Indeed, when you understand the intricacies of how corruption works almost like a well oiled business in Lebanon, you almost have sympathy for these leaders who would no doubt argue that they need to take even more from the pot than before because the crisis has made their own supporters so poor. More mouths to feed.
The last thing Lebanon needs is another Paris-type loan which will only be stolen wholesale by those running the country.
To be sure, the last thing Lebanon needs is another Paris-type loan which will only be stolen wholesale by those running the country and will be paid back by the next generation of young people in taxes, higher crime, and lower incomes. To go to Paris and get a loan to rescue Lebanon would be akin to throwing good money after bad.
For Macron and Hariri such a rescue plan is nothing more than window dressing anyway. Perhaps they think it will buy them a couple of years. In reality it will be a couple of months when Lebanon sinks lower into poverty and the death rate spikes, hospitals shut down, cancer rates climb higher, and antibiotics become so expensive on the black market that it will only be the Porsche Cayenne owners club of Mount Lebanon who will be able to afford them.
The next so-called “revolution” which then follows will not be street demonstrations, but crimes carried out by political thugs in pistols, robbing whoever and wherever they can. And the moment those gangs move into a neighborhood which is their arch enemy, you have a recipe for a state of emergency when shoot outs, raids, and revenge-kidnapping will be the order of the day.
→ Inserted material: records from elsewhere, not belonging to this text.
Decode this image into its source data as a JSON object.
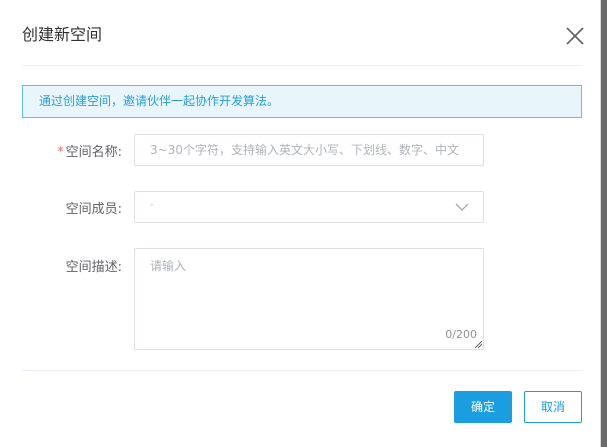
{
  "dialog": {
    "title": "创建新空间",
    "banner_text": "通过创建空间，邀请伙伴一起协作开发算法。"
  },
  "form": {
    "name": {
      "required_mark": "*",
      "label": "空间名称:",
      "value": "",
      "placeholder": "3~30个字符，支持输入英文大小写、下划线、数字、中文"
    },
    "members": {
      "label": "空间成员:",
      "selected_value": "·"
    },
    "description": {
      "label": "空间描述:",
      "value": "",
      "placeholder": "请输入",
      "word_count": "0/200"
    }
  },
  "footer": {
    "confirm_label": "确定",
    "cancel_label": "取消"
  },
  "icons": {
    "close": "close-icon",
    "dropdown": "chevron-down-icon",
    "resize": "resize-handle-icon"
  },
  "colors": {
    "primary": "#1a9ee0",
    "banner_bg": "#e8f6fc",
    "banner_border": "#5ec1ea",
    "required": "#f56c6c"
  }
}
Many Lebanese will want to weep when they look at the three stooges photograph of Hariri, Berri, and Aoun. It will resonate with them that Lebanon has not come very far at all with its experiment of “corruption sharing” as a compromise to securing a peace deal in 1990. There is a new Lebanese civil war now being played out which still has the lines drawn up as before with the same figures.
The Lebanese in fact, one might argue, since the economic crash, are more galvanized than ever by their sectarian leaders and the only business model they know, which is an antithesis to governance. Leaders in Lebanon simply don’t know what governance is and are unable even on a good day to fake it; and people aren’t able to articulate what type of change they might like. In many ways, this explains, succinctly, why Hariri came back.
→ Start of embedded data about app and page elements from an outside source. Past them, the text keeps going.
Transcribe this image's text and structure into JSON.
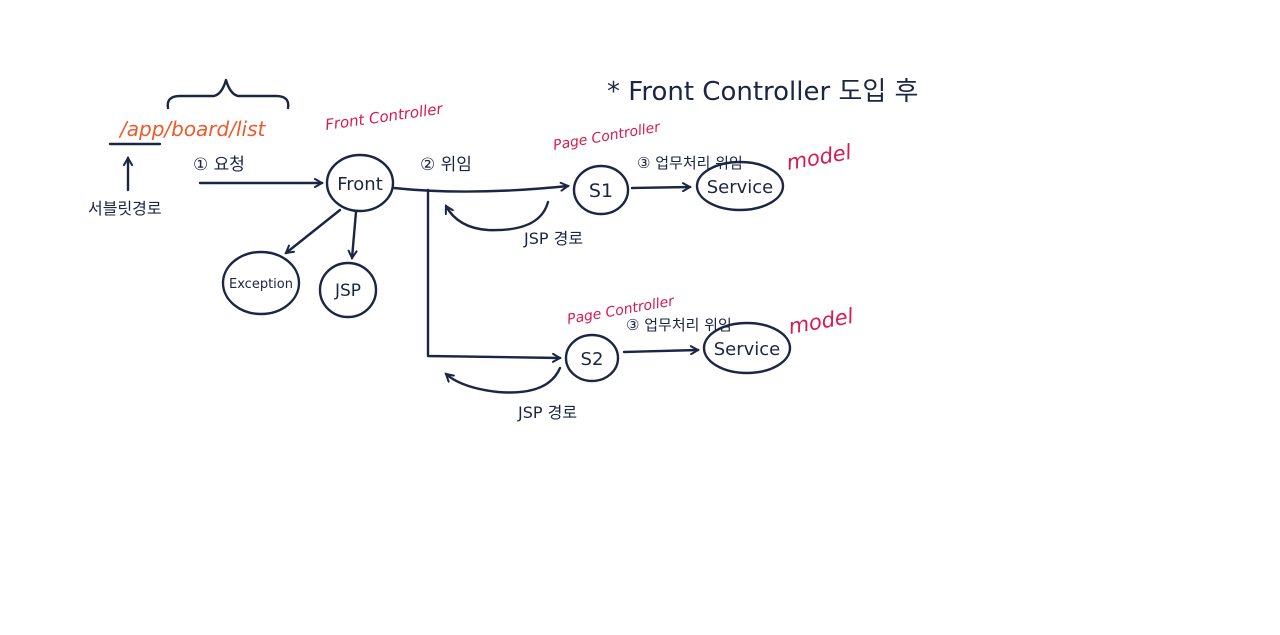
{
  "title": "* Front Controller 도입 후",
  "url_path": "/app/board/list",
  "servlet_path_label": "서블릿경로",
  "steps": {
    "request": "① 요청",
    "delegate": "② 위임",
    "business_delegate_1": "③ 업무처리 위임",
    "business_delegate_2": "③ 업무처리 위임"
  },
  "nodes": {
    "front": "Front",
    "exception": "Exception",
    "jsp": "JSP",
    "s1": "S1",
    "s2": "S2",
    "service1": "Service",
    "service2": "Service"
  },
  "role_labels": {
    "front_controller": "Front Controller",
    "page_controller_1": "Page Controller",
    "page_controller_2": "Page Controller",
    "model_1": "model",
    "model_2": "model"
  },
  "return_labels": {
    "jsp_path_1": "JSP 경로",
    "jsp_path_2": "JSP 경로"
  },
  "colors": {
    "ink": "#1b2544",
    "annotation_red": "#d81b4f",
    "path_orange": "#ee5a2a"
  }
}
But the photograph will also remind them that, despite the woeful delusion of being both important and respected once as trend-setters in the Arab world, Lebanon has in fact not at all developed since the Taif Agreement, but actually gone backwards on almost all levels, which is why it is unfair and quite wrong to compare it to Bangladesh; for the Bangladeshis.
* The views expressed in this article are the author’s own and do not necessarily reflect the views of Inside Arabia.